Task to carry out:
Look below for lines that hold the string "store" and copy each one.

Task inputs section start

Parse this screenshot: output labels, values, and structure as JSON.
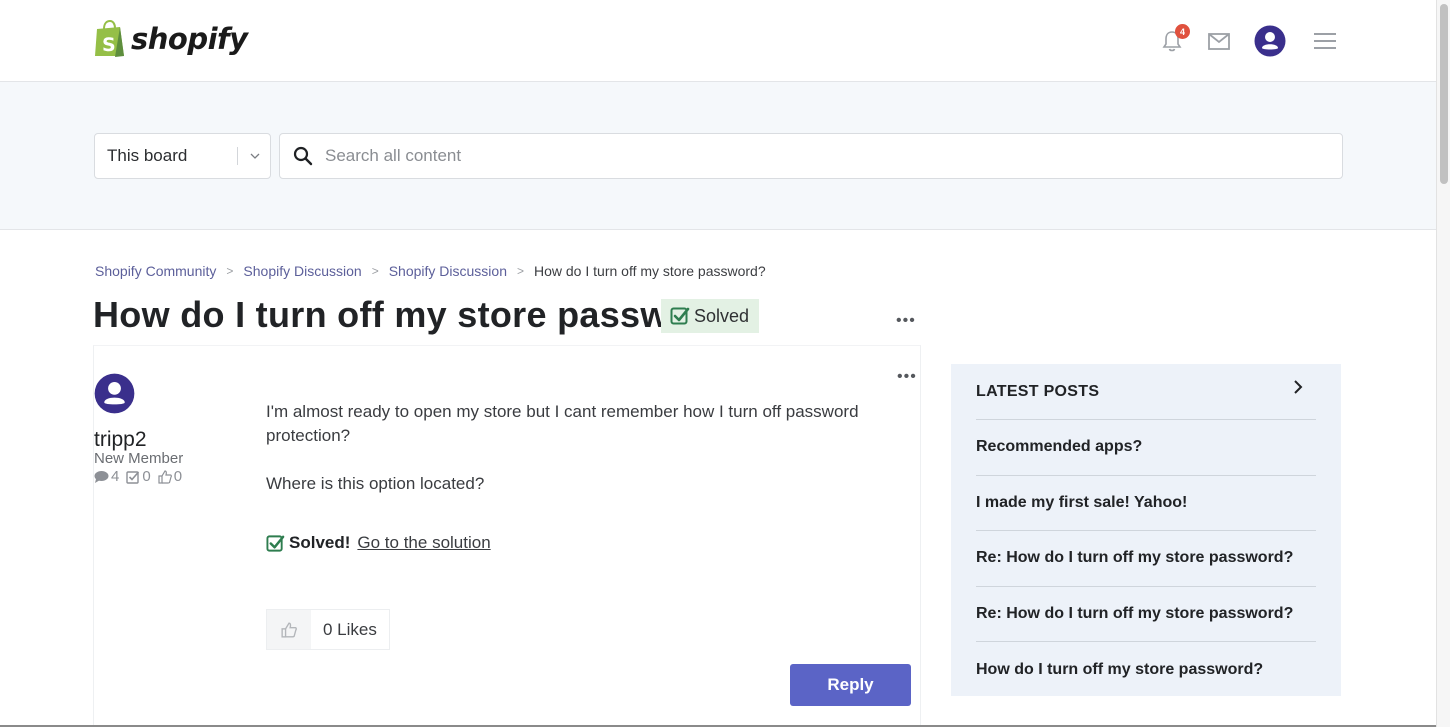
{
  "header": {
    "brand": "shopify",
    "notifications_count": "4",
    "icons": {
      "notifications": "bell-icon",
      "messages": "envelope-icon",
      "profile": "user-avatar-icon",
      "menu": "hamburger-menu-icon"
    }
  },
  "search": {
    "scope_selected": "This board",
    "placeholder": "Search all content",
    "value": ""
  },
  "breadcrumb": [
    "Shopify Community",
    "Shopify Discussion",
    "Shopify Discussion",
    "How do I turn off my store password?"
  ],
  "topic": {
    "title": "How do I turn off my store password?",
    "status_label": "Solved",
    "more_label": "•••"
  },
  "post": {
    "author": {
      "name": "tripp2",
      "rank": "New Member",
      "stats": {
        "messages": "4",
        "solutions": "0",
        "kudos": "0"
      }
    },
    "body": [
      "I'm almost ready to open my store but I cant remember how I turn off password protection?",
      "Where is this option located?"
    ],
    "solved_label": "Solved!",
    "solution_link": "Go to the solution",
    "likes_label": "0 Likes",
    "reply_label": "Reply",
    "more_label": "•••"
  },
  "sidebar": {
    "latest_title": "LATEST POSTS",
    "latest_posts": [
      "Recommended apps?",
      "I made my first sale! Yahoo!",
      "Re: How do I turn off my store password?",
      "Re: How do I turn off my store password?",
      "How do I turn off my store password?"
    ]
  },
  "colors": {
    "brand_green": "#95bf47",
    "accent_purple": "#5b64c6",
    "avatar_navy": "#3a2f8c",
    "solved_green": "#2e8b57",
    "badge_red": "#e0513e"
  }
}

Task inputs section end

Response for this exercise:
    "How do I turn off my store password?"
    "title": "How do I turn off my store password?",
      "I'm almost ready to open my store but I cant remember how I turn off password protection?",
      "Re: How do I turn off my store password?",
      "Re: How do I turn off my store password?",
      "How do I turn off my store password?"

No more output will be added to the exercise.